#### Task to carry out
Determine the number of lines below that contain "color". Write nothing but that number.

#### Task data
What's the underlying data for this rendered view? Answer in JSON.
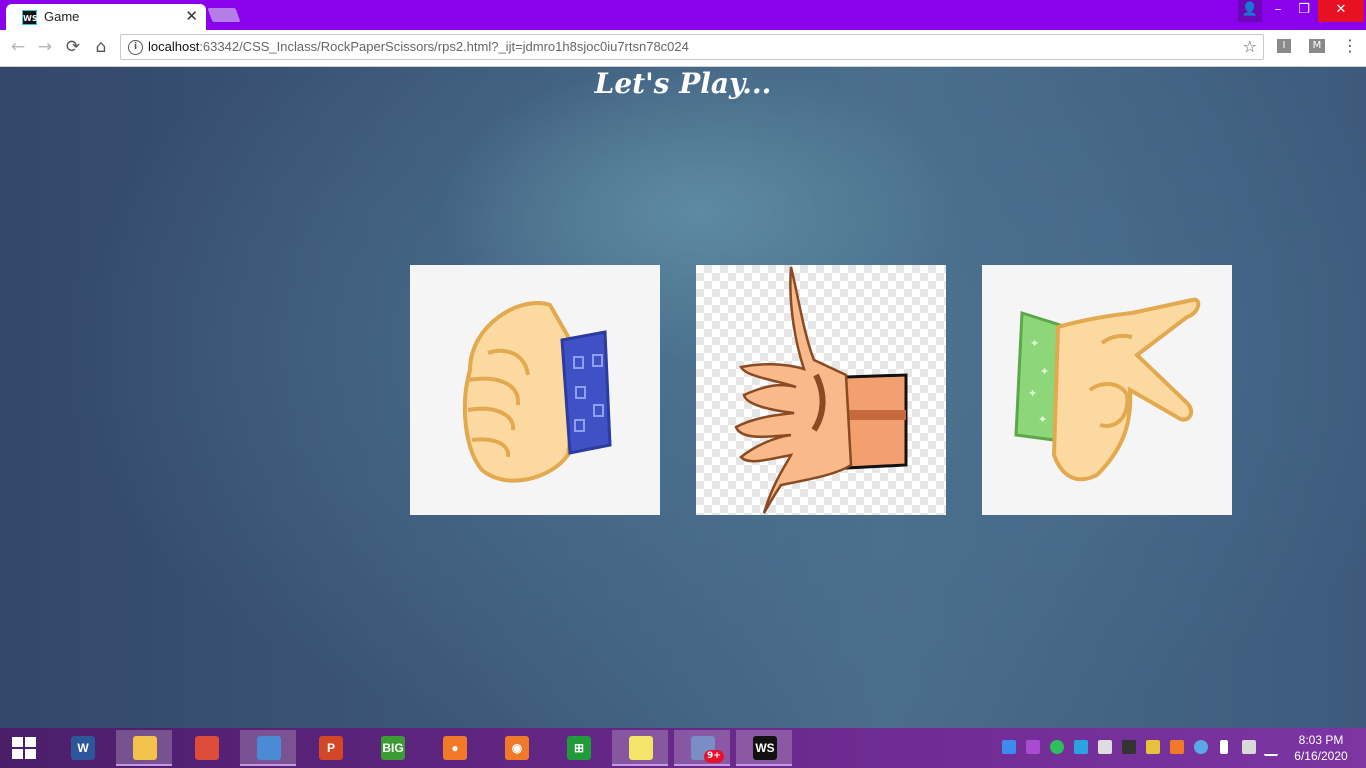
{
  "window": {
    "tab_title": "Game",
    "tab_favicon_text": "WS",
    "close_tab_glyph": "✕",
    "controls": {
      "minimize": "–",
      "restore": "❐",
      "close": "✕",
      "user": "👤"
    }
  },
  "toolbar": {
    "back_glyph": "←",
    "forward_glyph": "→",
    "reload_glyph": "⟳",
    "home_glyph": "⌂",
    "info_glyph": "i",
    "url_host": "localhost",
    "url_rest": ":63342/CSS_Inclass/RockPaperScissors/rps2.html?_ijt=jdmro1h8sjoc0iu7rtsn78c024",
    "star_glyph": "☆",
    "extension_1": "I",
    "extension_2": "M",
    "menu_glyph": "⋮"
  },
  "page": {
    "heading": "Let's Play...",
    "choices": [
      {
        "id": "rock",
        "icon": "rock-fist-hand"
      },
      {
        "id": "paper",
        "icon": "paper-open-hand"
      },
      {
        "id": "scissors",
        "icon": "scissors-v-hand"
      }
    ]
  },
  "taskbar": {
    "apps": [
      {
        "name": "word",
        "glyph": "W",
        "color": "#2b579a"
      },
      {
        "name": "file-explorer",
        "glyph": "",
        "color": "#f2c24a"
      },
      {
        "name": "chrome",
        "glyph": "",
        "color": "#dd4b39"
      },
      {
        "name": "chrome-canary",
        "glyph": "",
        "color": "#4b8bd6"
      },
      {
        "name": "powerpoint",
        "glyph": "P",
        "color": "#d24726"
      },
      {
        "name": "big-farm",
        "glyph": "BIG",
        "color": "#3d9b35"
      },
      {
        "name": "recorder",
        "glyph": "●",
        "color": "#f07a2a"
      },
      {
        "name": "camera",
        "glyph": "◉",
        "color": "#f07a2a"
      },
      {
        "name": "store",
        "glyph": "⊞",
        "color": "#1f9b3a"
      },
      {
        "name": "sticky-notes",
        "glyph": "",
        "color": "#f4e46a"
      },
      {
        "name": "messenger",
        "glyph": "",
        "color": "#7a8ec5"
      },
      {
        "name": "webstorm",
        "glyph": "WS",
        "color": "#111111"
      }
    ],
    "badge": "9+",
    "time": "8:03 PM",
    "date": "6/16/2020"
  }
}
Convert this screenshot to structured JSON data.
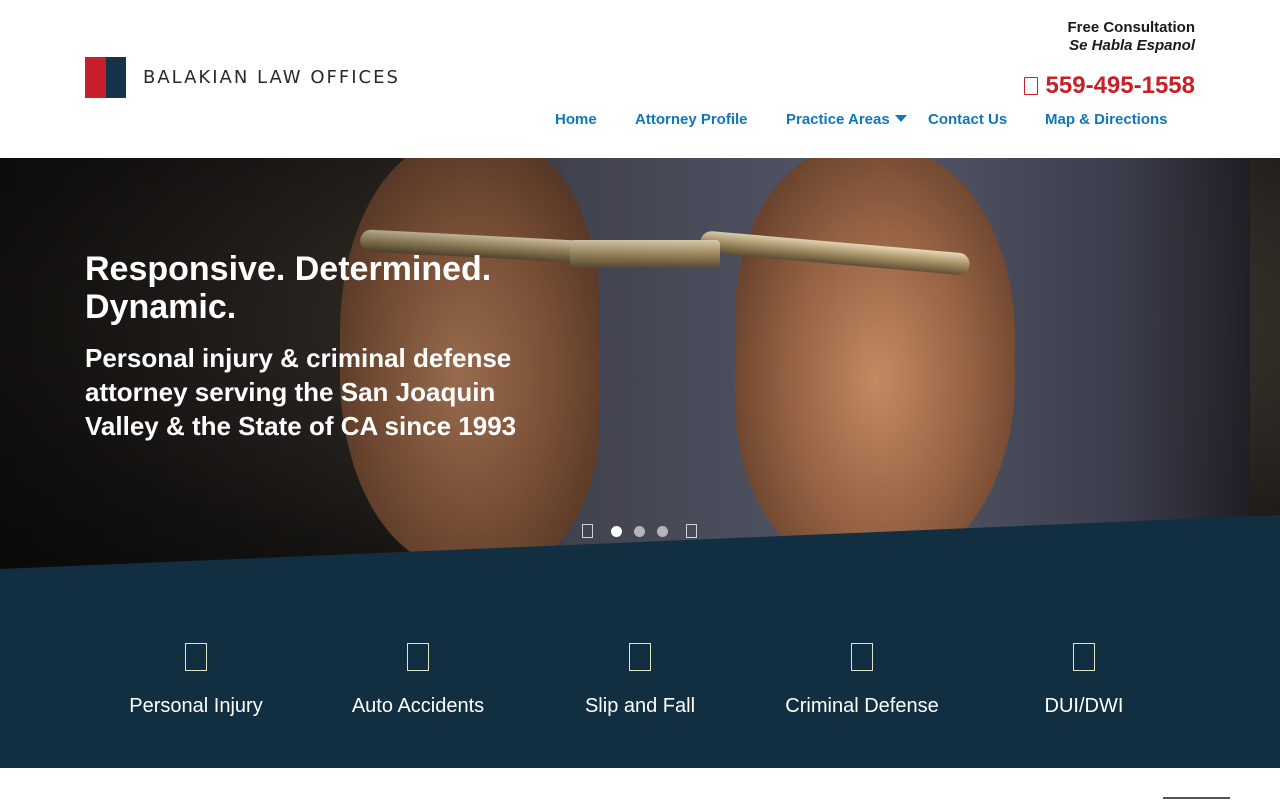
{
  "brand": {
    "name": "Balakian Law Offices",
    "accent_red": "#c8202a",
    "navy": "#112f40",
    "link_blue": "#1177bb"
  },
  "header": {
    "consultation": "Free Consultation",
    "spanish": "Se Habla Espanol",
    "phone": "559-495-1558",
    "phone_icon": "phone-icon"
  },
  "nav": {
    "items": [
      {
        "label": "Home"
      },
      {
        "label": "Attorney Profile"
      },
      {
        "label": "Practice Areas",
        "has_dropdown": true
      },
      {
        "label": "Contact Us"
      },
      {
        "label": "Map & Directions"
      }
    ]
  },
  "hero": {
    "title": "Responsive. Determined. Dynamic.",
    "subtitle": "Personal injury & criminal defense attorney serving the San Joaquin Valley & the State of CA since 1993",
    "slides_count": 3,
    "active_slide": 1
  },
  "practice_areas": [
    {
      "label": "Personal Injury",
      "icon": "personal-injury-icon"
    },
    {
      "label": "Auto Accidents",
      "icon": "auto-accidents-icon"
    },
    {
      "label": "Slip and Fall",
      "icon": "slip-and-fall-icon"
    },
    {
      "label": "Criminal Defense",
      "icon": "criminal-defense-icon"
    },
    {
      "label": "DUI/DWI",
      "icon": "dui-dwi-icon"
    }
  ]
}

#### Exercise output
12